Russia wins no medals when it comes to democratic accountability and freedom of opinion. The critics of Russian social policies and Putin’s autocratic style of rule, can now add another incident to the country’s dull track record. A Moscow court convicted a punk rock band that goes by the name of ‘Pussy Riot’, to two years in prison on charges of hooliganism. The all-girls band, barged into Moscow’s Christ the Saviour Cathedral and berated Putin and his religious ties to the Church. The decision has been condemned by US and European nations.
Putin’s return to another term in office in April of this year, was not welcomed by Russian masses. Groups of 100,000 people reportedly gathered to protest against his return during the last winter’s election campaign. While the Russian population might not agree with the convicted punk band’s dramatic and ‘blasphemous’ actions, the general dissent towards Putin’s regime is evident. Pre-election polls showed a 55 percent support for the ex-KGB spy. After Putin’s election, widespread accusations of fraudulent ballots and vote manipulations surfaced.

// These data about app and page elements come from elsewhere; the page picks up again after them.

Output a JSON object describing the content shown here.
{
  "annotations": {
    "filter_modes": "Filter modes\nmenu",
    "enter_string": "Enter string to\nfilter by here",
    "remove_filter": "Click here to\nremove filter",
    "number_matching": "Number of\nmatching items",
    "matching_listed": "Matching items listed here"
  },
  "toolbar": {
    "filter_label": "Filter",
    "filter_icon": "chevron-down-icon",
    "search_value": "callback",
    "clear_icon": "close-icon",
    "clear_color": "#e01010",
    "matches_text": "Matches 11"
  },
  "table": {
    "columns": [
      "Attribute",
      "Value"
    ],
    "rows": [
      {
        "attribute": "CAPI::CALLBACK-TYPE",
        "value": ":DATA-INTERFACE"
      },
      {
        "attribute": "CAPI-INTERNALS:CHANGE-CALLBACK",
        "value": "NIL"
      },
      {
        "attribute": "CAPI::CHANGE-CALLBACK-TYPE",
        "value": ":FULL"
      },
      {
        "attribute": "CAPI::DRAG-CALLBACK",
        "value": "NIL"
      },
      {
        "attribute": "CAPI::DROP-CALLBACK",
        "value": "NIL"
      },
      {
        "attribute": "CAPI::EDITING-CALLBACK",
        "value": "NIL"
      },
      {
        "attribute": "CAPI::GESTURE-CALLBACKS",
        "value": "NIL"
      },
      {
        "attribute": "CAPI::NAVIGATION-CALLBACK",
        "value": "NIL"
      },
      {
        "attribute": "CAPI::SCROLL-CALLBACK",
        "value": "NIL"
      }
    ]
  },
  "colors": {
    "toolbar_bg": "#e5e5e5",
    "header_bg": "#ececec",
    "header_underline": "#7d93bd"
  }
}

Moreover the dangers of decline in oil prices are looming over the Russian economy. Oil is Russia’s biggest export, and the general hike in its price has been able to mask the otherwise slowed industrial growth. Russia has peaked in its oil production in the past year, and the big oil producers of the world are now demanding reduced taxes to make the environment more investor friendly. The production of crude oil is expected to spiral down over the next three years and this would prove to be a major slump, as the economy derives 50 percent of its income from oil and natural gas. Russian currency, the ruble, is also very sensitive to a rise and fall in oil prices, and suffered during the last quarter when oil prices fell. Inflation is also on the rise and central banks have failed to hold it by any of their methods. Commodity prices are also on the rise, as electricity prices increased by 4.7 percent. According to the current trends, by the end of 2012, consumer prices would have risen by 5.9 percent.